The first excerpt represents the past or something you must release, and is drawn from The Time Machine by H. G. Wells:

Even now man is far less discriminating and exclusive in his food than he was--far less than any monkey. His prejudice against human flesh is no deep-seated instinct. And so these inhuman sons of men----! I tried to look at the thing in a scientific spirit. After all, they were less human and more remote than our cannibal ancestors of three or four thousand years ago. And the intelligence that would have made this state of things a torment had gone. Why should I trouble myself? These Eloi were mere fatted cattle, which the ant-like Morlocks preserved and preyed upon--probably saw to the breeding of. And there was Weena dancing at my side!


The Time Machine
The second excerpt represents the present or the deciding factor of the moment, and is drawn from The Schoolmistress and Other Stories by Anton Chekhov:

is true I have not seen the earth nor men, but in your books I have drunk fragrant wine, I have sung songs, I have hunted stags and wild boars in the forests, have loved women. . . . Beauties as ethereal as clouds, created by the magic of your poets and geniuses, have visited me at night, and have whispered in my ears wonderful tales that have set my brain in a whirl. In your books I have climbed to the peaks of Elburz and Mont Blanc, and from there I have seen the sun rise and have watched it at evening flood the sky, the ocean, and the mountain-tops with gold and crimson. I have watched from there the lightning flashing over my head and cleaving the storm-clouds. I have
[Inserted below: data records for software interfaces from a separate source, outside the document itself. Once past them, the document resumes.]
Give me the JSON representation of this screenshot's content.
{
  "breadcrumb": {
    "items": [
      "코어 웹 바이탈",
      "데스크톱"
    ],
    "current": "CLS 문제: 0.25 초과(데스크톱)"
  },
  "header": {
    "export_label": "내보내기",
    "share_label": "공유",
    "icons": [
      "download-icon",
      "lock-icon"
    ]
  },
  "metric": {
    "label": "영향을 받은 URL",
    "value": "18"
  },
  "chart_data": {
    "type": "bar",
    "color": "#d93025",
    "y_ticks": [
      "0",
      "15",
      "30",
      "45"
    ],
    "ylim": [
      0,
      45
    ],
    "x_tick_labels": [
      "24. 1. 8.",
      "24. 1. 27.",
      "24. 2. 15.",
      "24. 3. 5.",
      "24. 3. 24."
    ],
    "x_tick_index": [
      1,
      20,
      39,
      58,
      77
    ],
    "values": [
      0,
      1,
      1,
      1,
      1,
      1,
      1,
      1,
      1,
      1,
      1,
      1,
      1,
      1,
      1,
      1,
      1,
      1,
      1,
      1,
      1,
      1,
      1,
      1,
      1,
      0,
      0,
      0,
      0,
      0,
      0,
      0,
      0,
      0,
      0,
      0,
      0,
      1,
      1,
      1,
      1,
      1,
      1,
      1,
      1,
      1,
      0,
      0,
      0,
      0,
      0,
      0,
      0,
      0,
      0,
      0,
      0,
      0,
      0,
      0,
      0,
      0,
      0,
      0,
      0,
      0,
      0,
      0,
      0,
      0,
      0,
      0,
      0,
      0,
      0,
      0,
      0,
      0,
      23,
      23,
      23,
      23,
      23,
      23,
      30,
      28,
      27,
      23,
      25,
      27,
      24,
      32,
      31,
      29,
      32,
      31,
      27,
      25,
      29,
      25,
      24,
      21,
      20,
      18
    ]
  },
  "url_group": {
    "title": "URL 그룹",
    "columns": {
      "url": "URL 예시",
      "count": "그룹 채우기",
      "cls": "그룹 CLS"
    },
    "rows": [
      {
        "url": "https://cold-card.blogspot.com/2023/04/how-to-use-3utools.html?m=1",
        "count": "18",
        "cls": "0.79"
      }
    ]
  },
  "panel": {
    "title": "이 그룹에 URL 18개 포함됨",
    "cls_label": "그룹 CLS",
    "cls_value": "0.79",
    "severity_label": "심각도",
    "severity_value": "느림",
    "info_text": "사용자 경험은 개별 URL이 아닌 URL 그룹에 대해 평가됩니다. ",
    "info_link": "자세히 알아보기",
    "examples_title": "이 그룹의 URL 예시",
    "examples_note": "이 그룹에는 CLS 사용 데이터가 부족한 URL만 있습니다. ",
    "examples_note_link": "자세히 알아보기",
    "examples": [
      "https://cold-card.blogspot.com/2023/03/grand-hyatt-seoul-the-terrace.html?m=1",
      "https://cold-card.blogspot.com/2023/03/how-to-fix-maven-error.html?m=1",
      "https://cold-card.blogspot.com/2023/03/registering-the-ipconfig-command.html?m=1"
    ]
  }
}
The Schoolmistress and Other Stories
The third excerpt represents the future or something you must embrace, and is drawn from A Journal of the Plague Year by Daniel Defoe:

but we lost a great many men and some ships. But, as I observed, the plague was not in the fleet, and when they came to lay up the ships in the river the violent part of it began to abate.

I would be glad if I could close the account of this melancholy year with some particular examples historically; I mean of the thankfulness to God, our preserver, for our being delivered from this dreadful calamity. Certainly the circumstance of the deliverance, as well as the terrible enemy we were delivered from, called upon the whole nation for it. The circumstances of the deliverance were indeed very remarkable, as I have in part mentioned already, and particularly the dreadful condition which we were all in when we were to the surprise


A Journal of the Plague Year